MOVIES: 'An Inconvenient Truth'
Oh Al Gore, I miss you. Watching "An Inconvenient Truth" the other day, I have to admit I felt a little sadness – in an alternate world, this guy'd be our president right now, instead of Dubya. Sigh. But so it goes.
In his new documentary on the perils of global warming, “An Inconvenient Truth,” Gore has a message everyone on the planet should hear – Democrat, Republican, non-voter, American, foreigner, whatever you are. The human, funny warm Al Gore, the one so sadly missing during his presidential campaign, is your guide to a manmade horror story – that still has an optimistic perspective.
Quite simply, “An Inconvenient Truth” is the most important movie I’ve seen this year. Which makes it more the pity that there were only a dozen or so people at the show I attended, while a few doors down the latest “Pirates of the Caribbean” movie fills out to the aisles.
I know most folks view movies as a chance to escape from it all, but that’s not all they can or should be. “An Inconvenient Truth” is a movie that wants to wake you up, break you out of your apathy and the “if I don’t see it, it’s not happening mentality.” And it’s all done in an entertaining, relaxed fashion.
Check out “Pirates” and the like and have fun, of course, but if you’re at all concerned about the world you live in, and that your kids and grandkids will inherit, you owe it to yourself to see “An Inconvenient Truth.”
Essentially, “An Inconvenient Truth” is a filmed version of a lecture on global warming Gore has delivered hundreds of times around the world. It looks at the causes of warming, presents dozens of hard facts showing the problem is very real indeed, and then offers some hope of solution. Gore has a simple eloquence on screen, and presents himself far better here than he ever did during a political campaign. He’s a smart guy, but rarely overbearing, and there’s more than a little quiet thoughtful grace and poetry to some of his statements.

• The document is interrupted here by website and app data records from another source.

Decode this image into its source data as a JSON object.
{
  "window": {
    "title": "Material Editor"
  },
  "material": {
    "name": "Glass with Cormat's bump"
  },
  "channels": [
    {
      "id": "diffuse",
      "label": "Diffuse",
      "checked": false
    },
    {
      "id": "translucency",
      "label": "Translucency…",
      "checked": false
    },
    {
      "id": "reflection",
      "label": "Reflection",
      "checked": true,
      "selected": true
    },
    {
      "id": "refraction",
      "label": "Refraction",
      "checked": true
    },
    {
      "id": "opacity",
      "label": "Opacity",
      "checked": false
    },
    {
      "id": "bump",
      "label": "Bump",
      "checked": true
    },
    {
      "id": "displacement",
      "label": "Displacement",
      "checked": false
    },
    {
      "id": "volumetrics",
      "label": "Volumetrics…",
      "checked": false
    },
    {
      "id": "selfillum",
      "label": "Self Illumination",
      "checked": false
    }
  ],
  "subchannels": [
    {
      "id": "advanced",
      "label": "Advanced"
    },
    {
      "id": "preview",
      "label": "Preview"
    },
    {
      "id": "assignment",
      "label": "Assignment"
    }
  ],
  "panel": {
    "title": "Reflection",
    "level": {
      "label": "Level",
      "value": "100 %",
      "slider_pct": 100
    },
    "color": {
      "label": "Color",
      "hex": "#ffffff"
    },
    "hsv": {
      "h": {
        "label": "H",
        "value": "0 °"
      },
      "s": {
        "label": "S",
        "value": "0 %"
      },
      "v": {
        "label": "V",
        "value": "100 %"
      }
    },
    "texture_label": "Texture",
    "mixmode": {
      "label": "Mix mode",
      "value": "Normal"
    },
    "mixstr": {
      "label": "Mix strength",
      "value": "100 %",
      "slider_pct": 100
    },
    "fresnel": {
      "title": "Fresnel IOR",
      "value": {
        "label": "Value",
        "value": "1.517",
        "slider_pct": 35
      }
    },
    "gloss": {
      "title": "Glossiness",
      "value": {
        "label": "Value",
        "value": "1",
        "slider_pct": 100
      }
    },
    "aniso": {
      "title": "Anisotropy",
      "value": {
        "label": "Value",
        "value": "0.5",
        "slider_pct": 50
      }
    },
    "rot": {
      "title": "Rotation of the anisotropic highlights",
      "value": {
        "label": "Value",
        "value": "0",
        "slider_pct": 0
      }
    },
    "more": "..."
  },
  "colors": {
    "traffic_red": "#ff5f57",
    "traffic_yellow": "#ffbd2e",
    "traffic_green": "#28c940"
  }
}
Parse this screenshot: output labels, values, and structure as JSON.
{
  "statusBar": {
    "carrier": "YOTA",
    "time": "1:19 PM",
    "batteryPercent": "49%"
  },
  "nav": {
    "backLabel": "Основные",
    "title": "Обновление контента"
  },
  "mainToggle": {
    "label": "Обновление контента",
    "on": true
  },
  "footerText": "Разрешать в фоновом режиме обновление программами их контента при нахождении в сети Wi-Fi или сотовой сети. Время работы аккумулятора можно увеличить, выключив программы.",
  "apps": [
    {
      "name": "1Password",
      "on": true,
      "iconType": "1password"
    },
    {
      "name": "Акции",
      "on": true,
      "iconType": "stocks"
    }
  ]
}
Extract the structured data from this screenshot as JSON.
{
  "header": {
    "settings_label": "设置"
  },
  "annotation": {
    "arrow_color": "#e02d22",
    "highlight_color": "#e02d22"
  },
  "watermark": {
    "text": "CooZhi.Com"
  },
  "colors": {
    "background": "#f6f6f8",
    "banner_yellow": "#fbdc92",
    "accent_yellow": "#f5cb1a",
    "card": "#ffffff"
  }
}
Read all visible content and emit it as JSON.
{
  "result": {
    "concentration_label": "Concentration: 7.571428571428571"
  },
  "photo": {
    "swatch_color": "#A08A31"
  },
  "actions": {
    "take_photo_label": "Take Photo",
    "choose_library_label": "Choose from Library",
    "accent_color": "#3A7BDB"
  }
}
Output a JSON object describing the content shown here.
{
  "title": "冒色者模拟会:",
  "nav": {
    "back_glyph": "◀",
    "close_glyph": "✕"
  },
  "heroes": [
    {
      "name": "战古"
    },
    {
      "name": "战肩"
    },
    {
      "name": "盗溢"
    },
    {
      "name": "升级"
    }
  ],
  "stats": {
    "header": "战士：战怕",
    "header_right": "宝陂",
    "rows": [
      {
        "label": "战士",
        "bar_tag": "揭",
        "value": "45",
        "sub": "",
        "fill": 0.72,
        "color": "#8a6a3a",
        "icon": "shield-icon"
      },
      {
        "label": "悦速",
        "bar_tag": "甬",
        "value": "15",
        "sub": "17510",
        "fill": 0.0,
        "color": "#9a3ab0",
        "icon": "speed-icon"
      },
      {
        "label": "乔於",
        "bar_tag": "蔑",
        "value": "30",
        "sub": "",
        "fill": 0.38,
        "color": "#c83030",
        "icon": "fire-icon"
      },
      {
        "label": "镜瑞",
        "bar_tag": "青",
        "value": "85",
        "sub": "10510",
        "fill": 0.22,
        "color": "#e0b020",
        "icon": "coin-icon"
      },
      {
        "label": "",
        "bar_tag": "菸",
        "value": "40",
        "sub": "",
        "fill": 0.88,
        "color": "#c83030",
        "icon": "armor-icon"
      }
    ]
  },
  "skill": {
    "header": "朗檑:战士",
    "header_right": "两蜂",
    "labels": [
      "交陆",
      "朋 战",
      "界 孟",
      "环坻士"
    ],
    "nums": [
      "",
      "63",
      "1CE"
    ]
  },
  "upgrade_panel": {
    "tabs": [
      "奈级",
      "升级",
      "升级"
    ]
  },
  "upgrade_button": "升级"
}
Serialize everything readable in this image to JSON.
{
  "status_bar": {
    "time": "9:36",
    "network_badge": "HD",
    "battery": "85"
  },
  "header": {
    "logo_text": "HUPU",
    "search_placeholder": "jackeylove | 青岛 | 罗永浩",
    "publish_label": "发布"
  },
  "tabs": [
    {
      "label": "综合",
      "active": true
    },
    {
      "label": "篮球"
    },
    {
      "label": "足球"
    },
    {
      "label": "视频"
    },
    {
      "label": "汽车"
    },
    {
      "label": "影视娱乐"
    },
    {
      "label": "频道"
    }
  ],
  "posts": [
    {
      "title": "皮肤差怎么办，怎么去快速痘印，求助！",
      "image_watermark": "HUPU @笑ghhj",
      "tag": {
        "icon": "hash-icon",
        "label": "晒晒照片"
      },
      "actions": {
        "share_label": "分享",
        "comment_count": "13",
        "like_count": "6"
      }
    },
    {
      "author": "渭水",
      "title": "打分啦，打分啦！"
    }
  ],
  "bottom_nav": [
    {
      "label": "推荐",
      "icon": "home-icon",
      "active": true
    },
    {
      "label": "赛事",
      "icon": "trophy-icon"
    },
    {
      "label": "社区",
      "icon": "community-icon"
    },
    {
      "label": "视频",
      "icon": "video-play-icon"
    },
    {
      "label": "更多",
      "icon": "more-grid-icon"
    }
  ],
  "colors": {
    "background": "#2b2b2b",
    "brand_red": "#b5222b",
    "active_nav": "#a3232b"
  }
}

Director David Guggenheim nicely juxtaposes excerpts from Gore’s lectures with off-the-cuff interviews with the man around his Carthage, Tenn., home. Gore touches on the motivations behind his crusade – family crises, political losses – and shows how he decided it was time to use his time to make a difference.
Gore himself says he considers global warming to be a moral issue, rather than a political one. But some folks have politics so ingrained in their blood that anything heard from someone of “the other party” is going to close their ears.
Yet as Gore points out repeatedly, there’s no reason it has to be a choice between the economy or environment – both can co-exist, and as global warming persists, the economy will be harmed no matter what.
Occasionally, “An Inconvenient Truth” does bog down a bit in hard science. It’s difficult not to make the movie feel a bit like the college lecture it basically is. But generally Gore dumbs down the technical talk enough to make it palatable for everyone.
A dramatic series of events showing what could happen to the coastlines of some of the world’s major cities if sea levels rise is the best use of terrifying special effects I’ve seen in a long time – because unlike much of what we see in Hollywood, this has a decent chance of happening if something isn’t done.
“You can’t make somebody understand something if their salary depends upon them not understanding it,” Gore says at one point, quoting Upton Sinclair. It’s as good an answer as any to the obstinate refusal to note the obvious in some corners of Washington.
“An Inconvenient Truth” makes for a pretty convincing argument that there’s something really bad going on in our world today. It’s a question of whether the political will can be found to make a difference about it before it’s too late.